• _What you should do_
The reply should return the data in full, exactly as written.

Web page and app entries
= = = = = = =

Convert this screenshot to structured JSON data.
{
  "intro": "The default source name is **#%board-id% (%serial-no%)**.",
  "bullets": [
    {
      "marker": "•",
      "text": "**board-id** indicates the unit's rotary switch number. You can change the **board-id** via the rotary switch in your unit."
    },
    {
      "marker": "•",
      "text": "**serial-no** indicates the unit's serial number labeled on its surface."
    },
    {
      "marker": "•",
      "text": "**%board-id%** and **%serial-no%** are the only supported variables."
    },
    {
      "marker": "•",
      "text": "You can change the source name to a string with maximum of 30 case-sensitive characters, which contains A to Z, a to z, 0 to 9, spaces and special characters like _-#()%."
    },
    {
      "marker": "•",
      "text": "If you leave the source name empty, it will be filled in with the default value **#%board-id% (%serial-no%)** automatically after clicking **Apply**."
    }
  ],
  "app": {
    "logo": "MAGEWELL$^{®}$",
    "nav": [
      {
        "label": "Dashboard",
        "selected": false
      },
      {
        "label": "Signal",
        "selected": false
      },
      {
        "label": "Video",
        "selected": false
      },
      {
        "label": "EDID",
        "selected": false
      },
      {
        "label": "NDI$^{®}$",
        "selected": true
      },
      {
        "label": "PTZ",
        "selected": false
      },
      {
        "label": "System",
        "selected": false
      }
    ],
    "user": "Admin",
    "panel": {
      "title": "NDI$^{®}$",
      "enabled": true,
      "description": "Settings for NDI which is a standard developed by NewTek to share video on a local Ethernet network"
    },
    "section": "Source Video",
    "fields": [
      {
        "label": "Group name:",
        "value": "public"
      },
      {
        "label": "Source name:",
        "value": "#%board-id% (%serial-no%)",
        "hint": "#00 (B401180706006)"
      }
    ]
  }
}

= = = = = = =

• _Finished exercise_
Convert this screenshot to structured JSON data.
{
  "intro": "The default source name is **#%board-id% (%serial-no%)**.",
  "bullets": [
    {
      "marker": "•",
      "text": "**board-id** indicates the unit's rotary switch number. You can change the **board-id** via the rotary switch in your unit."
    },
    {
      "marker": "•",
      "text": "**serial-no** indicates the unit's serial number labeled on its surface."
    },
    {
      "marker": "•",
      "text": "**%board-id%** and **%serial-no%** are the only supported variables."
    },
    {
      "marker": "•",
      "text": "You can change the source name to a string with maximum of 30 case-sensitive characters, which contains A to Z, a to z, 0 to 9, spaces and special characters like _-#()%."
    },
    {
      "marker": "•",
      "text": "If you leave the source name empty, it will be filled in with the default value **#%board-id% (%serial-no%)** automatically after clicking **Apply**."
    }
  ],
  "app": {
    "logo": "MAGEWELL$^{®}$",
    "nav": [
      {
        "label": "Dashboard",
        "selected": false
      },
      {
        "label": "Signal",
        "selected": false
      },
      {
        "label": "Video",
        "selected": false
      },
      {
        "label": "EDID",
        "selected": false
      },
      {
        "label": "NDI$^{®}$",
        "selected": true
      },
      {
        "label": "PTZ",
        "selected": false
      },
      {
        "label": "System",
        "selected": false
      }
    ],
    "user": "Admin",
    "panel": {
      "title": "NDI$^{®}$",
      "enabled": true,
      "description": "Settings for NDI which is a standard developed by NewTek to share video on a local Ethernet network"
    },
    "section": "Source Video",
    "fields": [
      {
        "label": "Group name:",
        "value": "public"
      },
      {
        "label": "Source name:",
        "value": "#%board-id% (%serial-no%)",
        "hint": "#00 (B401180706006)"
      }
    ]
  }
}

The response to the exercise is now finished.